[[ INPUT RECORDS open ]]

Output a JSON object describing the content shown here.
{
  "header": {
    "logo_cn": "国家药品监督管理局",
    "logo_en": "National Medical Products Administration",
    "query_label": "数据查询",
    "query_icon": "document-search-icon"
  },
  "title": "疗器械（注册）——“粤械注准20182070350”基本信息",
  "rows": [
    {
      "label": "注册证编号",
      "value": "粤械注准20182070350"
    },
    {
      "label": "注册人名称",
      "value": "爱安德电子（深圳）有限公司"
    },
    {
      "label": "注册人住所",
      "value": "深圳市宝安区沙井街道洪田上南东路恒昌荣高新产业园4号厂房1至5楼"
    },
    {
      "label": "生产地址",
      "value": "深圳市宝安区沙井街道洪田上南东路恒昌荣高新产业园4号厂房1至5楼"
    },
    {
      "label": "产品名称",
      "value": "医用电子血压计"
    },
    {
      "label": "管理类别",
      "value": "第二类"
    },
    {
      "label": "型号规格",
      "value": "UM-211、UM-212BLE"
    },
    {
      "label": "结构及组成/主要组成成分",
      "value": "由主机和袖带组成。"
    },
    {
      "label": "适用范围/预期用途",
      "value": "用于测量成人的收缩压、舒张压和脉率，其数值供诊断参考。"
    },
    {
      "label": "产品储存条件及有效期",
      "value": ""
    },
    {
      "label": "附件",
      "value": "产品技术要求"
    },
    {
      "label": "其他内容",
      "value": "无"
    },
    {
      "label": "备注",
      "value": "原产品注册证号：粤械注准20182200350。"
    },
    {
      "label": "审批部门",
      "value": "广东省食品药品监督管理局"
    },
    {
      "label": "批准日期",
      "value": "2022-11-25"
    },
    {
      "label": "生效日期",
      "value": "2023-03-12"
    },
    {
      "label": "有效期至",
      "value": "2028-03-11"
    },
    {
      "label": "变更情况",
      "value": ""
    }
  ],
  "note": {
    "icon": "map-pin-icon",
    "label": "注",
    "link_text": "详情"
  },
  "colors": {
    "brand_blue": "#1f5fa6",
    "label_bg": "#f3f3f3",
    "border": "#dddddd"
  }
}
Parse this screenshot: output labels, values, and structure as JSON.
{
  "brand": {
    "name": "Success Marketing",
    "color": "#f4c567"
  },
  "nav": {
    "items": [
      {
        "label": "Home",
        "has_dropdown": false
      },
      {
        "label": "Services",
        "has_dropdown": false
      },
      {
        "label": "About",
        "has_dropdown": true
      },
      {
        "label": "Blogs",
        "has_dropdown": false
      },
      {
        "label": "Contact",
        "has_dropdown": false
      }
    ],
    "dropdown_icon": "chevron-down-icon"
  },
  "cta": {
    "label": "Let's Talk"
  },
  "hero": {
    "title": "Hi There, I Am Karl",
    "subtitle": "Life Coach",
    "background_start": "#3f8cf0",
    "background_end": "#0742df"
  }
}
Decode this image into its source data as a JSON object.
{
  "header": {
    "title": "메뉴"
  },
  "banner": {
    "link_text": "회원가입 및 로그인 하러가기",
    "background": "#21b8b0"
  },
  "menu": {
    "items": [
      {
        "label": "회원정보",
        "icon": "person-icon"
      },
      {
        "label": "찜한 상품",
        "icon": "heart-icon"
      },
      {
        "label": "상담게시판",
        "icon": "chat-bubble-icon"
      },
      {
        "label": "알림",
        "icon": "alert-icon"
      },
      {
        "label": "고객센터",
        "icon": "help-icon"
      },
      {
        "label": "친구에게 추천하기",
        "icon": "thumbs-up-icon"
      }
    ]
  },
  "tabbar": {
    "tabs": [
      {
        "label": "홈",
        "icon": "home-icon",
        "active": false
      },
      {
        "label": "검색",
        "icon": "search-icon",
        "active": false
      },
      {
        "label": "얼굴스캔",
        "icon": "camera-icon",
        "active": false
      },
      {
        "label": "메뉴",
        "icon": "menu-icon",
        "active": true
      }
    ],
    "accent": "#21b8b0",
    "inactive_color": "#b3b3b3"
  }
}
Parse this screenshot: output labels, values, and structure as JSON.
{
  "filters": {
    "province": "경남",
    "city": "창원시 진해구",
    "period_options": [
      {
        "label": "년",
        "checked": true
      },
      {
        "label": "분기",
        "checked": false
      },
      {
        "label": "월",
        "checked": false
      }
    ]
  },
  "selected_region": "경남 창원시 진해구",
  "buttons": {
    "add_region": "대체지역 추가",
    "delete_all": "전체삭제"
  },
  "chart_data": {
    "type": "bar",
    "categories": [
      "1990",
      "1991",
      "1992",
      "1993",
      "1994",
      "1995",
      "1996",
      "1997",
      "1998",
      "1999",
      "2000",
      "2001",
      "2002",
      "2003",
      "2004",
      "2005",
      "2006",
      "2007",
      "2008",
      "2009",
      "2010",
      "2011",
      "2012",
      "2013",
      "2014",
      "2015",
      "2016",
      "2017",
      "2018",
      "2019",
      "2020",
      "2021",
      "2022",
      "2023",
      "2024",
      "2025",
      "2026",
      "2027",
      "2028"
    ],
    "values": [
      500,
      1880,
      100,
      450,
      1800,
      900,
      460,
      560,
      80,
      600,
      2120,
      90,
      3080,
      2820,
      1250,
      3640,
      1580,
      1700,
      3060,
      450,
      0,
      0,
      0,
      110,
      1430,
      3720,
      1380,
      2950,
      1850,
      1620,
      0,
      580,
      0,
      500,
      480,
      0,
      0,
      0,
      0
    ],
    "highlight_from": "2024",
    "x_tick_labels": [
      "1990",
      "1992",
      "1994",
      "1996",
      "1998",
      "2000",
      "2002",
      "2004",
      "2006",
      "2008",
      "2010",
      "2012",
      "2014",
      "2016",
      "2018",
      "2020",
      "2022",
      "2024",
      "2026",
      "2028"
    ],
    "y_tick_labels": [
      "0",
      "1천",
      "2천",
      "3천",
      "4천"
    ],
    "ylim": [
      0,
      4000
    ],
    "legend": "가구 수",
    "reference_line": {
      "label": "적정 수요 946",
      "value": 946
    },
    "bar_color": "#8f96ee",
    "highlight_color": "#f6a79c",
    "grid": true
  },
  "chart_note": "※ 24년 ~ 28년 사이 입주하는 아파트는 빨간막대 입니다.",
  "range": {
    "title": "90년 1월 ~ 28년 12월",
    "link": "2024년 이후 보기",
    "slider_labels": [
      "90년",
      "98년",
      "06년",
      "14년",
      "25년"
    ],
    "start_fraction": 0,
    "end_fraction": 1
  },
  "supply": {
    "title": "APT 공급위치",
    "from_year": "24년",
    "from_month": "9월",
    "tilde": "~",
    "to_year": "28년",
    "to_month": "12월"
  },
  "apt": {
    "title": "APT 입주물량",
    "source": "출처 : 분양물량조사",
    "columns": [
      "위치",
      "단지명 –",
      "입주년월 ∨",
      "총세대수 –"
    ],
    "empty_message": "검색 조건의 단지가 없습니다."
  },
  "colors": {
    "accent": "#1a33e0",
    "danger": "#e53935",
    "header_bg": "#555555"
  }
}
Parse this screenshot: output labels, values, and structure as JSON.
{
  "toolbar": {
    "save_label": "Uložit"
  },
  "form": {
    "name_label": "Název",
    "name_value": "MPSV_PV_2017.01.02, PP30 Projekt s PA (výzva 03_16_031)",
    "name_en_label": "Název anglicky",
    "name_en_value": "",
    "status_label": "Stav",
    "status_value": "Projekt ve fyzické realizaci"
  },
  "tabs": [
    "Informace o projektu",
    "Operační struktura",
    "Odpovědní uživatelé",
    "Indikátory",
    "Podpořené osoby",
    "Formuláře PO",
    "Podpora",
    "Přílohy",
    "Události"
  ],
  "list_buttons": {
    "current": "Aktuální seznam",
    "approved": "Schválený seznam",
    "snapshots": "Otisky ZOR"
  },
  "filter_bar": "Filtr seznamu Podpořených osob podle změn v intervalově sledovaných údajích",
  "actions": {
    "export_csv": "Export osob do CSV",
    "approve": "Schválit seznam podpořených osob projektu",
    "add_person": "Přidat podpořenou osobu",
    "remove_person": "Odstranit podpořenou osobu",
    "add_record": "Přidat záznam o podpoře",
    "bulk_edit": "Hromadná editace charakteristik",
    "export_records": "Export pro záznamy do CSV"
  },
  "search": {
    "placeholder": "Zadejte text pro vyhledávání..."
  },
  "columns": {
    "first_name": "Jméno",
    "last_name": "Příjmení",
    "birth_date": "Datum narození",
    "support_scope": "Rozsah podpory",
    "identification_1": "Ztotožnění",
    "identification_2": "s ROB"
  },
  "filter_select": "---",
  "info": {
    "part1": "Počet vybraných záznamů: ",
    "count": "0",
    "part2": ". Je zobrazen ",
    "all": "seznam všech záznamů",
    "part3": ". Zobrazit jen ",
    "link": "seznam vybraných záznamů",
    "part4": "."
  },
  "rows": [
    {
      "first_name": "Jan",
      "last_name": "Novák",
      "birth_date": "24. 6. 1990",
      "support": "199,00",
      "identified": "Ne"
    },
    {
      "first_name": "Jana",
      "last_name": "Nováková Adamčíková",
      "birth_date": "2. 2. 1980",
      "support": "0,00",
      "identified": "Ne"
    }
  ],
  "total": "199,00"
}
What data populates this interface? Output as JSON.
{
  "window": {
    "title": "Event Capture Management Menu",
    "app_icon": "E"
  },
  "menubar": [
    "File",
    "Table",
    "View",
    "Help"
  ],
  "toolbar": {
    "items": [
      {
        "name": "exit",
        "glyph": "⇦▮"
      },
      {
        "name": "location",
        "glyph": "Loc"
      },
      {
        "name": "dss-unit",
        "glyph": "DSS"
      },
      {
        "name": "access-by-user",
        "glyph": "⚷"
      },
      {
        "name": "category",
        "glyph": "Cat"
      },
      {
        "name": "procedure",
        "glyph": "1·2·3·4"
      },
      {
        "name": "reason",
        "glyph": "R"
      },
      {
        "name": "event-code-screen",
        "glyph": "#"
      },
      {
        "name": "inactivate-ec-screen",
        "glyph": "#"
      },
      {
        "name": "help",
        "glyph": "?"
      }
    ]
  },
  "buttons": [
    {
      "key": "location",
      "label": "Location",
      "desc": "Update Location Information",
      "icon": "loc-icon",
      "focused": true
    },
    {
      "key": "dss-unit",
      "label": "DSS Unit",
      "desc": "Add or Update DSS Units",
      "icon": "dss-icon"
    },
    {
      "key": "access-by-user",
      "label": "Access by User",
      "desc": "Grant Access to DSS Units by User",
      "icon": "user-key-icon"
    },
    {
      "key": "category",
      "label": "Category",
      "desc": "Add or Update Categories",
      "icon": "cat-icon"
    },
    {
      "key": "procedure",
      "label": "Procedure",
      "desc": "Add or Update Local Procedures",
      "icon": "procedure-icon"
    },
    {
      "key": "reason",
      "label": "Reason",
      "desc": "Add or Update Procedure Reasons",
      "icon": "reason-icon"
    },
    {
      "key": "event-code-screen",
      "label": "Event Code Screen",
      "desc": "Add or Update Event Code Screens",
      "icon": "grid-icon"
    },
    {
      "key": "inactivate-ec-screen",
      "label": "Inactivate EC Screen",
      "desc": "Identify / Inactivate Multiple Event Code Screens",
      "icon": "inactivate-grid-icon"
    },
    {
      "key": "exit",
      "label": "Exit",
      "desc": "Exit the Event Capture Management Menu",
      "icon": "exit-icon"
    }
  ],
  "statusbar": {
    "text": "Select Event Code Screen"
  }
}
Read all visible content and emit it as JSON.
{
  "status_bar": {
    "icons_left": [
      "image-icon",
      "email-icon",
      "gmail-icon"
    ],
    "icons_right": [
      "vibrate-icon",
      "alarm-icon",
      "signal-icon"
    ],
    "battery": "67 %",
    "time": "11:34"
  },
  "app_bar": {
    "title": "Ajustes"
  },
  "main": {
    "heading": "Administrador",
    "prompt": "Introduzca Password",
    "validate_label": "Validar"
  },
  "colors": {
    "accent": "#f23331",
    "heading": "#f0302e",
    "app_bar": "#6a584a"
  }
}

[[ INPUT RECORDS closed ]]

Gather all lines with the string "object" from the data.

Output a JSON object describing the content shown here.
Decode this image into its source data as a JSON object.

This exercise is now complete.